### Interface dataset entries
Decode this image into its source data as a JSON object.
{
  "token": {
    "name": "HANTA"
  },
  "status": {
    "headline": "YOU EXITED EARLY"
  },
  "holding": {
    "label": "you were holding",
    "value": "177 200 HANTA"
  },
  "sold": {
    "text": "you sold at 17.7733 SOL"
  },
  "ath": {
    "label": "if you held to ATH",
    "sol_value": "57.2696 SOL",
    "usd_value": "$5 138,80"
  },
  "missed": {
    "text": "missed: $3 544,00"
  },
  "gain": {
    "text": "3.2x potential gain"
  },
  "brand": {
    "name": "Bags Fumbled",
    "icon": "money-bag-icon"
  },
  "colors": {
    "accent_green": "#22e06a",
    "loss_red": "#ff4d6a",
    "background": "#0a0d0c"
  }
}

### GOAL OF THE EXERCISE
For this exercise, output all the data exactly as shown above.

### THE ANSWER
Decode this image into its source data as a JSON object.
{
  "token": {
    "name": "HANTA"
  },
  "status": {
    "headline": "YOU EXITED EARLY"
  },
  "holding": {
    "label": "you were holding",
    "value": "177 200 HANTA"
  },
  "sold": {
    "text": "you sold at 17.7733 SOL"
  },
  "ath": {
    "label": "if you held to ATH",
    "sol_value": "57.2696 SOL",
    "usd_value": "$5 138,80"
  },
  "missed": {
    "text": "missed: $3 544,00"
  },
  "gain": {
    "text": "3.2x potential gain"
  },
  "brand": {
    "name": "Bags Fumbled",
    "icon": "money-bag-icon"
  },
  "colors": {
    "accent_green": "#22e06a",
    "loss_red": "#ff4d6a",
    "background": "#0a0d0c"
  }
}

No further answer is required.